This exercise targets the chest.

Sources & references used in this article:

Can lifestyle changes reverse coronary heart disease?: The Lifestyle Heart Trial by D Ornish, SE Brown, JH Billings, LW Scherwitz… – The …, 1990 – mx1.anneornish.com

… ‐LDL‐apheresis multicentre study, an angiographically assessed trial on the role of LDL‐apheresis in the secondary prevention of coronary heart disease. II. Final … by P Schuff‐Werner, H Gohlke, U Bartmann… – European journal of …, 1994 – Wiley Online Library

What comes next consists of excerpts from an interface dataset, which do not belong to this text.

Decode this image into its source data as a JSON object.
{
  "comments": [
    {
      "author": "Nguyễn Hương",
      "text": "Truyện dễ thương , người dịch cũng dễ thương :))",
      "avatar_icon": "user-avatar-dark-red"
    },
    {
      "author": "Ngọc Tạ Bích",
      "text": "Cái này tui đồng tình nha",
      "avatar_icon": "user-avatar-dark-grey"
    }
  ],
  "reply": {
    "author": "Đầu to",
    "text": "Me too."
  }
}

Randomised trial of cholesterol lowering in 4444 patients with coronary heart disease: the Scandinavian Simvastatin Survival Study (4S) by Scandinavian Simvastatin Survival Study Group – The Lancet, 1994 – Elsevier

… antagonist lacidipine slows down progression of asymptomatic carotid atherosclerosis: principal results of the European Lacidipine Study on Atherosclerosis (ELSA) … by A Zanchetti, MG Bond, M Hennig, A Neiss, G Mancia… – Circulation, 2002 – Am Heart Assoc